Holly: It's very dispersed. My income varies from month to month. I get event bookings in advanced, for example when I'm booked for Fan Expo. I know I'll have a certain amount of money coming in during that event. So I have a loose idea of what's coming up, but it's very sporadic.
If you went back in time and told Holly from ten years ago that being a successful model won't only mean being flown around to do photo shoots. That most of the time, she'd actually be an entrepreneur who grinds day in and day out, she'd run towards it. To her, the grind has always been the expectation when working towards success.
Holly: Before college, I worked at Mirvish, Princess of Wales Theatre. When I got into school, I worked at Chapters for the longest time. When I was a dancer, I often times had two jobs. Which is funny, because I get a lot of girls who'll contact me and say, "Oh my god, you're so successful. How do you do it? I just started modelling, but I have no money."
My first question is always, do you have a job? A lot of times they'll reply with no. My response is always the same, go get a job weirdo. (Haha) Do you need headshots, modelling shots, hair extensions, your teeth whitened? That stuff costs money, and if you're just starting out you better have a job to fund that all.

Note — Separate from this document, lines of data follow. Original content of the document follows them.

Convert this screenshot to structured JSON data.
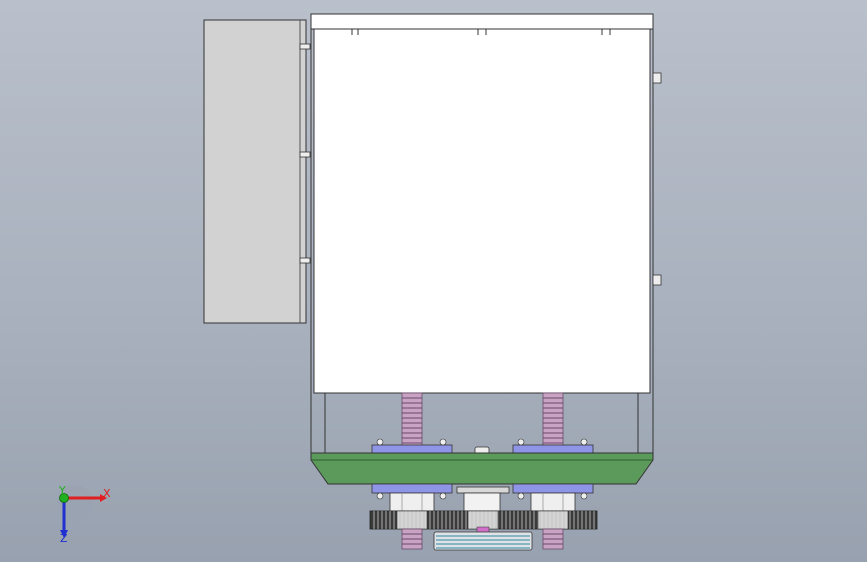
{
  "viewport": {
    "background_top": "#b9c0cb",
    "background_bottom": "#98a1af"
  },
  "model": {
    "panel_color": "#d2d2d2",
    "cabinet_color": "#ffffff",
    "outline_color": "#333333",
    "base_plate_color": "#5b9a5b",
    "bracket_color": "#8f95e6",
    "spring_color": "#c9a3c4",
    "gear_color": "#3a3a3a"
  },
  "triad": {
    "x_label": "X",
    "y_label": "Y",
    "z_label": "Z",
    "x_color": "#e02020",
    "y_color": "#20b020",
    "z_color": "#2030d0"
  }
}
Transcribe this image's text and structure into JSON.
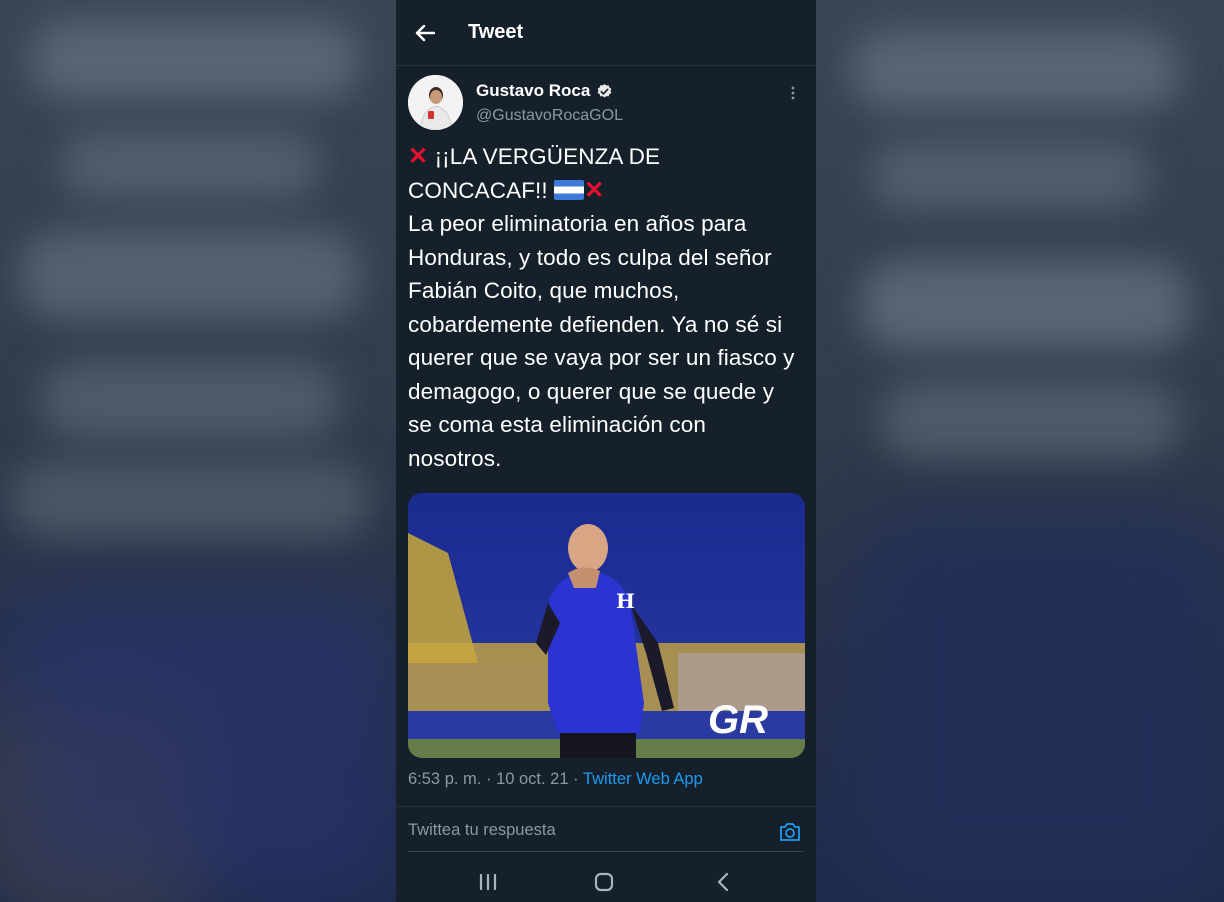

I don't mean to be rude, but I've heard some pretty stupid girls saying: "I want to do this or that, but don't want to put in the work." I used to work at Chapters from 4 am - 9 am stocking shelves every day before the store opened. They'll say, "Are you kidding me?" No! I wanted to have a nice house, pay off a car, and I wanted to have zero debt from college. So yeah, I was going to have at least two jobs (haha). Now I work for myself. I probably work more now, but it's on my terms. People think it's easy.
At this point we breakout into back and forth stereotypical Valley Girl voices.
Mike: But Holly, you make it look so simple. You just wake up and people just give you things
Holly: I know, it's so amazing-
Mike: I wish I could just wake up and have life handed to me-
Holly: Wow, let me just slap on some fake eyelashes on and post about it-
Mike: I wish I was Wolf.
Quite enough of that.
What's the next thing on Holly Wolf's radar?
Holly: Right now, to keep doing what I'm doing. I'm really enjoying it. I have a lot of fun working for myself. In the beginning, I didn't know it would be this much work, but it makes sense. Anything this amazing and worth it will always take time and effort. Nothing comes easily. There's a 0.001% chance that life is easy. Life is tough bitch!
As we wrap up our conversation, I know she has a long night of editing ahead of her. I thank her for taking the time to explore the state of the modern model and suggest that she makes sure to gets enough sleep. To which she replied,
Holly: Thanks man, even though my schedule can be non-stop. I make sure I sleep. There are times when I don't get a lot of sleep, like if I'm at a Convention, but if I know that's coming up I go home to sleep the day before and after. I will not be out partying. My face, skin, and beauty is maybe half of why I'm awesome, so I take care of it with sleep. (Haha)
We joking banter back and forth about the percentages. By my very scientific calculations (meaning a pulled a random number out of thin air), I conclude that her physicality is only 30% of why she's awesome.
Holly: Whatever it is, I do not slack on sleep. Sleep is when your body regenerates and I need it. (Haha)
Well, sleep well my friend. As always, you've got a long day ahead of you and the day isn't going to slay itself.